To the left of the little digital human is a graphic designed to show the average height of an adult male (in the United States, anyway). It does this by a binary representation of “14” with a line moving upward to show that this refers to height. Assuming the readers of this part of the message successfully make the leap to the fact that we are now showing numbers horizontally instead of vertically and they decide to ascribe the number 14 to the height of humanoids, what unit of measurement should go with the number? The answer, naturally, is the wavelength of the message: 126 mm. Hence, 14 × 126 = 1,764 millimeters (5.79 feet).
To the right of the image is a binary representation of the number 4.3 billion. You could conclude that this is a reinforcement of the previously reported number of DNA base pairs in the human genome. You would be mistaken, but since the senders of the message were mistaken about the number of DNA base pairs, it all balances out. In reality, the 4.3 billion refers to the approximate size of the human population on Earth in 1974. This will be helpful if the aliens need to know how many warships to build to totally obliterate
Invasion Route Map of the Solar System
As a helpful navigational device for the
genocidal alien overlords who undoubtedly will want to eradicate us benevolent extraterrestrial beings who unquestionably will want to share their technological advancements with us, the next section represents our solar system. The Sun and nine planets in the order of their distance from the are shown, with Jupiter and Saturn being shown three times larger than the smaller planets and Uranus and Neptune coming in at twice the size.

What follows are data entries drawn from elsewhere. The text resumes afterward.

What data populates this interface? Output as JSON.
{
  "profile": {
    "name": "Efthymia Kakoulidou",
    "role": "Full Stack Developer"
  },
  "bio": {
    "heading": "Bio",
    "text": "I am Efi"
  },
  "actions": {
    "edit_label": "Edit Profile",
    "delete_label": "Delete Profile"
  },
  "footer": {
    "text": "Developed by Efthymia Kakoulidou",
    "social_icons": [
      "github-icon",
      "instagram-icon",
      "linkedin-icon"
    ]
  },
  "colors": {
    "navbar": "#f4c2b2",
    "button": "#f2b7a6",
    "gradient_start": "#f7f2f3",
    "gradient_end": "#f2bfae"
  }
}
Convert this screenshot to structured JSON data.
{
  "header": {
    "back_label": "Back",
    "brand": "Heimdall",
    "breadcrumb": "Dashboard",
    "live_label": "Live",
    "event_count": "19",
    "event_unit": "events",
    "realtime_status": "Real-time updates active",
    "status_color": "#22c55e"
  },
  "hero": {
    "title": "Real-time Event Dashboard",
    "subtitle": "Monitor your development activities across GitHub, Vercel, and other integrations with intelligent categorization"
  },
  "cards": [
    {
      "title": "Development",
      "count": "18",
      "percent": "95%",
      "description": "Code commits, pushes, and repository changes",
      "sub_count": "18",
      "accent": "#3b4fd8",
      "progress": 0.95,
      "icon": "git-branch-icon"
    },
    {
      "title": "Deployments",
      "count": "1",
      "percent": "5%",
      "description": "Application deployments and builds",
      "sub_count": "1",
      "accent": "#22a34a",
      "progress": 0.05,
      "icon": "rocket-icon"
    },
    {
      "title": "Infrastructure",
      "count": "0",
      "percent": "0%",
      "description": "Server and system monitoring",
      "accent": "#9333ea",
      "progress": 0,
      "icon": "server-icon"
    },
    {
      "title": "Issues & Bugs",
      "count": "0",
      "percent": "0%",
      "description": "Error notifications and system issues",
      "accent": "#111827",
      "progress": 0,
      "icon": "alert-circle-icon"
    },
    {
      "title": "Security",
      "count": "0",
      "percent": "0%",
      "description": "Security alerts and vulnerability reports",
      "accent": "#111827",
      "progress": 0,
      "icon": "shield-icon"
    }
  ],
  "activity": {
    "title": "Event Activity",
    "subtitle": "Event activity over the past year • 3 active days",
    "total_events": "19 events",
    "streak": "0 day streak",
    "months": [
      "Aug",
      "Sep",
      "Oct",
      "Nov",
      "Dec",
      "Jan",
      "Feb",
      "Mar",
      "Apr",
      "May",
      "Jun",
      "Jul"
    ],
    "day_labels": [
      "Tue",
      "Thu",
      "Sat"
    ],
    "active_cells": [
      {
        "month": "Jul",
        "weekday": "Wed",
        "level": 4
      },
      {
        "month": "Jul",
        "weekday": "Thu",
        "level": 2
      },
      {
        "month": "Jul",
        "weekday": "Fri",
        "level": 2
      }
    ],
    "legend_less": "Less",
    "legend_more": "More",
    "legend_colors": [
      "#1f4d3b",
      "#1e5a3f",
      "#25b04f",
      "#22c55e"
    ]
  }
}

Earth is shifted upward from the others to highlight our location. Additionally, the human figure is shown directly above it.
In the unfortunate event that the aliens do have evil designs against us, their invasion will no doubt be thwarted by the fact that our solar system is no longer considered to have nine planets. Pluto’s reclassification as a dwarf planet will certainly throw off the navigational charts of whatever Death Star they send our way.
The final part of the Message appears to be the letter “M” with an umbrella over it. It is intended to be a graphic representing the Arecibo radio telescope, as well as the number 2,430. When multiplied by the wavelength of the message (126 mm), it shows the diameter of the telescope at 306.18 m (1,004 ft 6 in). The letter “M” is designed to convey the fact that the curved line is a concave curved mirror because, as we all know, “M” is the intergalactic symbol for “concave curved mirror.”
We just assume the folks at Galaxy M13 understand this last part to be a description of the telescope that transmitted the message. Based on the way humanity is described a couple of sections prior to this, one might just as easily conclude that the dominant species on Earth looks a lot like what the creators of the video game Space Invaders thought aliens looked like. Since the Arecibo Telescope collapsed on December 1, 2020, all of this is moot, anyway, and we hope the aliens don’t spend a lot of time trying to look for the source of the transmission.
That, in a nutshell, is the Arecibo Message and how to decipher it. You, of course, readily figured it all out on your own. If it were at all difficult to decipher the message, we never would have expected aliens to do anything useful with it, would we?